Italian crisis set to linger as press meeting called off
Italian prime minister Mario Monti has cancelled his traditional end-of-year press conference, scheduled for tomorrow, an indication that the government crisis will drag on, probably up to Christmas Eve.
It had been widely anticipated that following the approval of the budget, President Giorgio Napolitano would dissolve parliament, possibly tomorrow morning. Then Mr Monti, who offered his “irrevocable” resignation two weeks ago, would be free to finally declare his own immediate intentions.
When he does face the press, Mr Monti is expected to announce that he is about to relinquish his “technocrat” super partes role by lending his name to a centrist electoral list in the upcoming general election.
However, the budget’s progress through parliament has been slower than anticipated, so it could be Saturday or Sunday before it is approved.
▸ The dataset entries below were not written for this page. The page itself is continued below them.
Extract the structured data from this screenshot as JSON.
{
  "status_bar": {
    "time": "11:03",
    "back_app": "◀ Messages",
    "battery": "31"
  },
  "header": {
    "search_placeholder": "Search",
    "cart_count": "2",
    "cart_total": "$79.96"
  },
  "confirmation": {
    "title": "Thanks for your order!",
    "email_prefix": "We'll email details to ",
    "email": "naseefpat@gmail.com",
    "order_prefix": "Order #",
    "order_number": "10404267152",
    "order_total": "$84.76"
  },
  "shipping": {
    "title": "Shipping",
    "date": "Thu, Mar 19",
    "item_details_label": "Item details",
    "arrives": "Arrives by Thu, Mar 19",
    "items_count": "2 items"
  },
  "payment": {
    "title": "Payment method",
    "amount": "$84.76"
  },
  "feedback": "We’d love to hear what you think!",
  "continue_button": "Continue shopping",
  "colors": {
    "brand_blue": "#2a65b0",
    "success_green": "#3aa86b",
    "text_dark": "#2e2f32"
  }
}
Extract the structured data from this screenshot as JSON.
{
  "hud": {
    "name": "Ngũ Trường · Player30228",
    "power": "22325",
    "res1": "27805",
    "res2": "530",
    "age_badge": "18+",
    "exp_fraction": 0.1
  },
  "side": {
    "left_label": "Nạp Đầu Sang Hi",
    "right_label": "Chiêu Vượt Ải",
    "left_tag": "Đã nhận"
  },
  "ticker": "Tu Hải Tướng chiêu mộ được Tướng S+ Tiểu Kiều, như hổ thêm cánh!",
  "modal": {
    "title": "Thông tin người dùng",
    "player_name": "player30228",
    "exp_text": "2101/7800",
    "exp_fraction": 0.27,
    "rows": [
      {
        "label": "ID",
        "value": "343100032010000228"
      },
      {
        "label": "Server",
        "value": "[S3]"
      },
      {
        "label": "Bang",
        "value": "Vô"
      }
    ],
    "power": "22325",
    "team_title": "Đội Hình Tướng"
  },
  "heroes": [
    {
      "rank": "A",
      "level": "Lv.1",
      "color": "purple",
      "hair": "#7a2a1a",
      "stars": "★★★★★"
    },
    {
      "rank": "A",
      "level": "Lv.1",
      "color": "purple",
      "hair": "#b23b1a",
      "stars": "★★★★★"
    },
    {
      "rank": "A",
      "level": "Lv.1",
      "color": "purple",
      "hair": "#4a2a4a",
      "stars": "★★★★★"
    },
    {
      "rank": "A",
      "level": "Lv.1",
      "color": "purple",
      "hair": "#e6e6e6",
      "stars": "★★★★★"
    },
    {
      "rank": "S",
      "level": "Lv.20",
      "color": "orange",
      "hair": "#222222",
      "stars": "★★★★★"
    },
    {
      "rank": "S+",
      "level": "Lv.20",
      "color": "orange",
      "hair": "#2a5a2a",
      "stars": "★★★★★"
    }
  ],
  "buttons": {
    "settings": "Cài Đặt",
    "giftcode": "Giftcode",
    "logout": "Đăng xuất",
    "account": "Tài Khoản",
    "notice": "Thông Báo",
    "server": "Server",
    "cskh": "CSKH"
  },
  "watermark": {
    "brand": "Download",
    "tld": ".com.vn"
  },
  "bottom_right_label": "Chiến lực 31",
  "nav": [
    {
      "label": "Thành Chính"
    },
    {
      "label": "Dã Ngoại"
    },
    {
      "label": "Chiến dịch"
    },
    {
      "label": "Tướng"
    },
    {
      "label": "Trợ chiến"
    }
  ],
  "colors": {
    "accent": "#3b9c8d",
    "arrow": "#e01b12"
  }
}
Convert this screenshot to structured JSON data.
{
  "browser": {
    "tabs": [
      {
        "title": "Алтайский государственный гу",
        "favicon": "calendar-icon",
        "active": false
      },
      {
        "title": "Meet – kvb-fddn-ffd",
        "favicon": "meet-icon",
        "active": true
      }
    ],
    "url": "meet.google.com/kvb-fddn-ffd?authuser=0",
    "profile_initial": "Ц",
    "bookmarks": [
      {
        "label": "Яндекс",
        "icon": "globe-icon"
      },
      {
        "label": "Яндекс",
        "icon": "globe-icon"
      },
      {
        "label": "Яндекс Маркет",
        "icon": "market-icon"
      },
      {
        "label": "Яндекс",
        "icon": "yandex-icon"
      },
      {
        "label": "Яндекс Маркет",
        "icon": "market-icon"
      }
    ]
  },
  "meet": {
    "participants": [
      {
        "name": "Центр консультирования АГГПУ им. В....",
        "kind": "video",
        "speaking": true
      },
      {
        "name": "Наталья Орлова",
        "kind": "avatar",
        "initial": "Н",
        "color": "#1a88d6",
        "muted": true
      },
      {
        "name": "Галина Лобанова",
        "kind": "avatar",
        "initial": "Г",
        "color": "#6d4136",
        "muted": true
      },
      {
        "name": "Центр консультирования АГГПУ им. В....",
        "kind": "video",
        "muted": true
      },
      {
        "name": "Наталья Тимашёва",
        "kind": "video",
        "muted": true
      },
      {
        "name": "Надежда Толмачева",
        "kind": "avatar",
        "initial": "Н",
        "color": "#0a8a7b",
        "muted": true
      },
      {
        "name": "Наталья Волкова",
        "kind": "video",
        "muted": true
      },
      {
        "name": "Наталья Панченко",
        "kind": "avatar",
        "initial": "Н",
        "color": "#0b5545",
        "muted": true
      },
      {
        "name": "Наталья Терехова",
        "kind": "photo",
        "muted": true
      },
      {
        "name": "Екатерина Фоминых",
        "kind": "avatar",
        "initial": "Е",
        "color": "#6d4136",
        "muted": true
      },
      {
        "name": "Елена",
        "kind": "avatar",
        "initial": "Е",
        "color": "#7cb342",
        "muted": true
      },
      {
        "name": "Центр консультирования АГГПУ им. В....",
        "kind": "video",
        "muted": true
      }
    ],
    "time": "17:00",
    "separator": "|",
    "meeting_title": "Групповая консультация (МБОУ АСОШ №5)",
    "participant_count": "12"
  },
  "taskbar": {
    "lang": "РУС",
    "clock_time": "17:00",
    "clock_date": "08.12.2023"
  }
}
Centre-left PD figures yesterday accused former prime minister Silvio Berlusconi of deliberately slowing its passage through parliament to suit his own electoral purposes.
Mr Monti believes it would be incorrect of him to announce his own political plans until his mandate as technocratic head of a cross-party government is formally ended.
In the meantime, he held a meeting at government house yesterday with several key figures in the centrist group, Towards the Third Republic, to which he may lend his name and his austerity agenda.
Among those to meet him were Ferrari president Luca Cordero di Montezemolo, UDC leader Pier Ferdinando Casini and Andrea Riccardi, the founder of the Sant’Egidio lay movement and a minister in the Monti cabinet.
Others who may be tempted to join the Lista Monti include a number of PDL dissidents such as lower house speaker Gianfranco Fini and former interior minister Beppe Pisanu.
While Mr Monti remains tight-lipped about his intentions, the same can hardly be said of Mr Berlusconi, whose PDL party was instrumental in the downfall of the Monti government. In yet another lengthy TV interview/ address, Mr Berlusconi suggested that, given time, he might himself poll 40 per cent of the vote. He said he was “the only one in Europe who understands anything about economics”, unlike all those “professional politicians and trade unionists such as Merkel and her sidekick, Sarkozy”.